Boots issues apology after baby milk advert breaks rules

Boots has issued an apology and removed four adverts after the ruling

Watch more of our videos on Shots! 
and live on Freeview channel 276
Visit Shots! now

Health retailer Boots has been found to break advertising rules after promoting four brands of infant milk, the UK watchdog has ruled. At present, UK law states it is against the law to advertise infant formula for babies up to six months because it might discourage breastfeeding.

Boots apologised and said the adverts, which were seen on Google and were automated, have been removed. The ruling comes after supermarket Iceland called for changes to laws on formula milk advertising earlier this month.

Hide Ad
Hide Ad

At present the Advertising Standards Authority states that “except for those in a scientific publication or, for the purpose of trade before the retail stage, a publication of which the intended readers are not the general public, marketing communications for infant formula are prohibited.” However, according to the ASA website, the rules are currently under review.

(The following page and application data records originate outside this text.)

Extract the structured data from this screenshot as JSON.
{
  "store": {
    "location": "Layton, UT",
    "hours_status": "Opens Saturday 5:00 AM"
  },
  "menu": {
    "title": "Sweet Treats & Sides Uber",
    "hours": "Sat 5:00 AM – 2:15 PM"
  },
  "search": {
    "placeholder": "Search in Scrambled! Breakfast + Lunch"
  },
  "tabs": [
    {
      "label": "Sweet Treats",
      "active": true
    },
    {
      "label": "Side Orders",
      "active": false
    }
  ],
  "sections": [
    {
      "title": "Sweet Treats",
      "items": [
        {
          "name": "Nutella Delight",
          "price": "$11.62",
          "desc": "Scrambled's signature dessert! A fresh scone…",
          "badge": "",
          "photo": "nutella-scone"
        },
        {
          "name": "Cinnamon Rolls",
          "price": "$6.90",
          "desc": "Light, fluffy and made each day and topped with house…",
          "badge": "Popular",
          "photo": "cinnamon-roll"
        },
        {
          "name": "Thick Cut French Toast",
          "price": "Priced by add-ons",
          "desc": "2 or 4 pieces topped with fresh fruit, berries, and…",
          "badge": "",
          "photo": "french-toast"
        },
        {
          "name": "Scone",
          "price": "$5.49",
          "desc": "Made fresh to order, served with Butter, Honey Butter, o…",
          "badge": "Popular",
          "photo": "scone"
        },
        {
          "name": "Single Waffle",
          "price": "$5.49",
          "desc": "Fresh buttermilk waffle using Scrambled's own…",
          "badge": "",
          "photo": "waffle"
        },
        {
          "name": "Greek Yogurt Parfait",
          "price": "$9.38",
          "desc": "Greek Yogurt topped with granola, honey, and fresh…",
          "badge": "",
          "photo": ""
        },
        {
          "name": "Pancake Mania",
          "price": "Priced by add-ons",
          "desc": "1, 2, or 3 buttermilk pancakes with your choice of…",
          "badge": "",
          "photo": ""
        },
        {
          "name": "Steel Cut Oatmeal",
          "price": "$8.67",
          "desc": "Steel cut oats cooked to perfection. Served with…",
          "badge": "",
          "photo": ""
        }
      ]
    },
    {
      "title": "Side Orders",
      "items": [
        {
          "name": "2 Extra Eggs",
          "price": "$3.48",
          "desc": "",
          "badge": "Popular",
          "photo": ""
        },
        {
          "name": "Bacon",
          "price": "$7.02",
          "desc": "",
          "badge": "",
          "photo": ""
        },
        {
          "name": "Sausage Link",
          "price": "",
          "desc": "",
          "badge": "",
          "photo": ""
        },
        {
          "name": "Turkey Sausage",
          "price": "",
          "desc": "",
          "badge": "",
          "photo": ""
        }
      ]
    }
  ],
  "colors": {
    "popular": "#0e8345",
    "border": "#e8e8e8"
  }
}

Boots apologised for the error that had led to the ads appearing and said they were changing their digital marketing process to ensure it did not happen again.

According to the ASA website, Boots displayed Aptamil 1 First Baby Milk Formula Powder From Birth, Hipp Organic 1 First Infant Baby Milk Powder From Birth, Kendaml [sic] First Infant Ready To Feed From Birth Milk and Cow & Gate 1 First Baby Milk Formula Powder From Birth. All of the ads featured images of the packaging for the respective products.

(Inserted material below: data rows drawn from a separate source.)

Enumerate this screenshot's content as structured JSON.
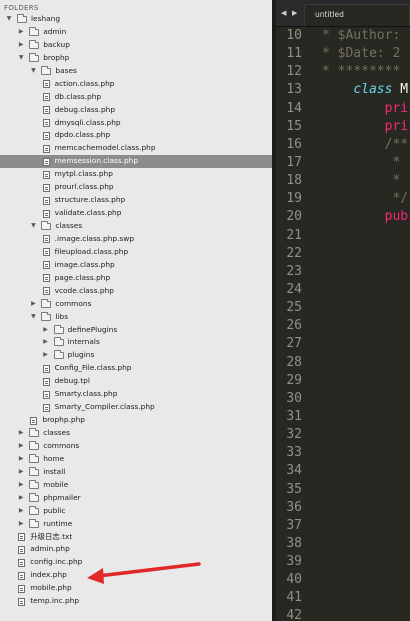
{
  "sidebar": {
    "header": "FOLDERS",
    "rows": [
      {
        "label": "leshang",
        "type": "folder",
        "open": true,
        "indent": 0
      },
      {
        "label": "admin",
        "type": "folder",
        "open": false,
        "indent": 1
      },
      {
        "label": "backup",
        "type": "folder",
        "open": false,
        "indent": 1
      },
      {
        "label": "brophp",
        "type": "folder",
        "open": true,
        "indent": 1
      },
      {
        "label": "bases",
        "type": "folder",
        "open": true,
        "indent": 2
      },
      {
        "label": "action.class.php",
        "type": "file",
        "indent": 3
      },
      {
        "label": "db.class.php",
        "type": "file",
        "indent": 3
      },
      {
        "label": "debug.class.php",
        "type": "file",
        "indent": 3
      },
      {
        "label": "dmysqli.class.php",
        "type": "file",
        "indent": 3
      },
      {
        "label": "dpdo.class.php",
        "type": "file",
        "indent": 3
      },
      {
        "label": "memcachemodel.class.php",
        "type": "file",
        "indent": 3
      },
      {
        "label": "memsession.class.php",
        "type": "file",
        "indent": 3,
        "selected": true
      },
      {
        "label": "mytpl.class.php",
        "type": "file",
        "indent": 3
      },
      {
        "label": "prourl.class.php",
        "type": "file",
        "indent": 3
      },
      {
        "label": "structure.class.php",
        "type": "file",
        "indent": 3
      },
      {
        "label": "validate.class.php",
        "type": "file",
        "indent": 3
      },
      {
        "label": "classes",
        "type": "folder",
        "open": true,
        "indent": 2
      },
      {
        "label": ".image.class.php.swp",
        "type": "file",
        "indent": 3
      },
      {
        "label": "fileupload.class.php",
        "type": "file",
        "indent": 3
      },
      {
        "label": "image.class.php",
        "type": "file",
        "indent": 3
      },
      {
        "label": "page.class.php",
        "type": "file",
        "indent": 3
      },
      {
        "label": "vcode.class.php",
        "type": "file",
        "indent": 3
      },
      {
        "label": "commons",
        "type": "folder",
        "open": false,
        "indent": 2
      },
      {
        "label": "libs",
        "type": "folder",
        "open": true,
        "indent": 2
      },
      {
        "label": "definePlugins",
        "type": "folder",
        "open": false,
        "indent": 3
      },
      {
        "label": "internals",
        "type": "folder",
        "open": false,
        "indent": 3
      },
      {
        "label": "plugins",
        "type": "folder",
        "open": false,
        "indent": 3
      },
      {
        "label": "Config_File.class.php",
        "type": "file",
        "indent": 3
      },
      {
        "label": "debug.tpl",
        "type": "file",
        "indent": 3
      },
      {
        "label": "Smarty.class.php",
        "type": "file",
        "indent": 3
      },
      {
        "label": "Smarty_Compiler.class.php",
        "type": "file",
        "indent": 3
      },
      {
        "label": "brophp.php",
        "type": "file",
        "indent": 2
      },
      {
        "label": "classes",
        "type": "folder",
        "open": false,
        "indent": 1
      },
      {
        "label": "commons",
        "type": "folder",
        "open": false,
        "indent": 1
      },
      {
        "label": "home",
        "type": "folder",
        "open": false,
        "indent": 1
      },
      {
        "label": "install",
        "type": "folder",
        "open": false,
        "indent": 1
      },
      {
        "label": "mobile",
        "type": "folder",
        "open": false,
        "indent": 1
      },
      {
        "label": "phpmailer",
        "type": "folder",
        "open": false,
        "indent": 1
      },
      {
        "label": "public",
        "type": "folder",
        "open": false,
        "indent": 1
      },
      {
        "label": "runtime",
        "type": "folder",
        "open": false,
        "indent": 1
      },
      {
        "label": "升级日志.txt",
        "type": "file",
        "indent": 1
      },
      {
        "label": "admin.php",
        "type": "file",
        "indent": 1
      },
      {
        "label": "config.inc.php",
        "type": "file",
        "indent": 1
      },
      {
        "label": "index.php",
        "type": "file",
        "indent": 1
      },
      {
        "label": "mobile.php",
        "type": "file",
        "indent": 1
      },
      {
        "label": "temp.inc.php",
        "type": "file",
        "indent": 1
      }
    ]
  },
  "editor": {
    "nav_back": "◀",
    "nav_forward": "▶",
    "tab_label": "untitled",
    "lines": [
      {
        "n": "10",
        "parts": [
          {
            "t": "* $Author:",
            "c": "cm"
          }
        ]
      },
      {
        "n": "11",
        "parts": [
          {
            "t": "* $Date: 2",
            "c": "cm"
          }
        ]
      },
      {
        "n": "12",
        "parts": [
          {
            "t": "* ********",
            "c": "cm"
          }
        ]
      },
      {
        "n": "13",
        "parts": [
          {
            "t": "    ",
            "c": "cl"
          },
          {
            "t": "class",
            "c": "kw"
          },
          {
            "t": " M",
            "c": "cl"
          }
        ]
      },
      {
        "n": "14",
        "parts": [
          {
            "t": "        pri",
            "c": "pk"
          }
        ]
      },
      {
        "n": "15",
        "parts": [
          {
            "t": "        pri",
            "c": "pk"
          }
        ]
      },
      {
        "n": "16",
        "parts": [
          {
            "t": "        /**",
            "c": "cm"
          }
        ]
      },
      {
        "n": "17",
        "parts": [
          {
            "t": "         *",
            "c": "cm"
          }
        ]
      },
      {
        "n": "18",
        "parts": [
          {
            "t": "         *",
            "c": "cm"
          }
        ]
      },
      {
        "n": "19",
        "parts": [
          {
            "t": "         */",
            "c": "cm"
          }
        ]
      },
      {
        "n": "20",
        "parts": [
          {
            "t": "        pub",
            "c": "pk"
          }
        ]
      },
      {
        "n": "21",
        "parts": []
      },
      {
        "n": "22",
        "parts": []
      },
      {
        "n": "23",
        "parts": []
      },
      {
        "n": "24",
        "parts": []
      },
      {
        "n": "25",
        "parts": []
      },
      {
        "n": "26",
        "parts": []
      },
      {
        "n": "27",
        "parts": []
      },
      {
        "n": "28",
        "parts": []
      },
      {
        "n": "29",
        "parts": []
      },
      {
        "n": "30",
        "parts": []
      },
      {
        "n": "31",
        "parts": []
      },
      {
        "n": "32",
        "parts": []
      },
      {
        "n": "33",
        "parts": []
      },
      {
        "n": "34",
        "parts": []
      },
      {
        "n": "35",
        "parts": []
      },
      {
        "n": "36",
        "parts": []
      },
      {
        "n": "37",
        "parts": []
      },
      {
        "n": "38",
        "parts": []
      },
      {
        "n": "39",
        "parts": []
      },
      {
        "n": "40",
        "parts": []
      },
      {
        "n": "41",
        "parts": []
      },
      {
        "n": "42",
        "parts": []
      }
    ]
  },
  "colors": {
    "annotation_arrow": "#e02a2a",
    "selection": "#8c8c8c",
    "editor_bg": "#272822"
  }
}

Boots issues apology after baby milk advert breaks rulesBoots issues apology after baby milk advert breaks rules
Boots issues apology after baby milk advert breaks rules

A spokesperson for the Baby Feeding Law Group said that these legal marketing restrictions are intended to protect parents and carers from “undue commercial influence”.

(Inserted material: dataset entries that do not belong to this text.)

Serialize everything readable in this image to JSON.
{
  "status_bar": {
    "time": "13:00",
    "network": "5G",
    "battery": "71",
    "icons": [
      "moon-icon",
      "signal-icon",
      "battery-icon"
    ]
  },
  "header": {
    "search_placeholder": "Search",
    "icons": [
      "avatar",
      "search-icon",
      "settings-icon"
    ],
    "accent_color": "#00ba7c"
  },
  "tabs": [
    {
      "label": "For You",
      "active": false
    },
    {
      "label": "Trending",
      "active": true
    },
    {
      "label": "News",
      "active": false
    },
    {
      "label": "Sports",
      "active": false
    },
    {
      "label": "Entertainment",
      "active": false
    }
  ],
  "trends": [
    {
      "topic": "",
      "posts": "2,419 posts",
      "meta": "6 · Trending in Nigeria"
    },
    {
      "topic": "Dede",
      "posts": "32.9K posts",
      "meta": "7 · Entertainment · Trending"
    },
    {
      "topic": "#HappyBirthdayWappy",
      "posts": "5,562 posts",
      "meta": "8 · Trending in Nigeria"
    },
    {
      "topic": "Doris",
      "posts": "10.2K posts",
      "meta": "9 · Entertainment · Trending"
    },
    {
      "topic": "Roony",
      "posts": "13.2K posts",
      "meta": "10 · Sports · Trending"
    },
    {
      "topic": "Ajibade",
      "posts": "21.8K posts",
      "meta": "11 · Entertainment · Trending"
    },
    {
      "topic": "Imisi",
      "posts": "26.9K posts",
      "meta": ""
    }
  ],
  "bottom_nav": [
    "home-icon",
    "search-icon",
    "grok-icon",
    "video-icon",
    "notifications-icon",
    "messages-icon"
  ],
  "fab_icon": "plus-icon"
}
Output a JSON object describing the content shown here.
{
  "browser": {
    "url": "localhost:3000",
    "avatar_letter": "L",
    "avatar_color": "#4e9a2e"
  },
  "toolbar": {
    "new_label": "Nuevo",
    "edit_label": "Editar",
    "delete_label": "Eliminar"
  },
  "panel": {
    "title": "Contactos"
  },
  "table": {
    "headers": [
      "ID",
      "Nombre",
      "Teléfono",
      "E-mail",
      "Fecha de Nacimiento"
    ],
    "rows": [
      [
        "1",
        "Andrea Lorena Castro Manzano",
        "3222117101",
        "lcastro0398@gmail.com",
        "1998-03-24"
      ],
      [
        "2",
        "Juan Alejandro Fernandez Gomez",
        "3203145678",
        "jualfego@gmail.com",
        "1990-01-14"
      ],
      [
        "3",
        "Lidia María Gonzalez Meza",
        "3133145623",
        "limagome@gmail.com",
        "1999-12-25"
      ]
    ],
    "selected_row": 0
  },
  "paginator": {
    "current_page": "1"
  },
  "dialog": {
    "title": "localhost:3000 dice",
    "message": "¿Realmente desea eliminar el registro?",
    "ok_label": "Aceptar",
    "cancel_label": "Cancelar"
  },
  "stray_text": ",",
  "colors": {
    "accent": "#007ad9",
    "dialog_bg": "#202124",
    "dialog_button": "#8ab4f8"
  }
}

Hide Ad
Hide Ad

“There is a wealth of evidence that marketing undermines breastfeeding and safe and appropriate formula feeding. The regulations are not designed to limit access to infant formula, it is the manufacturers and retailers who set prices, and who do so in a manner which ensures high-profit margins,” the group added.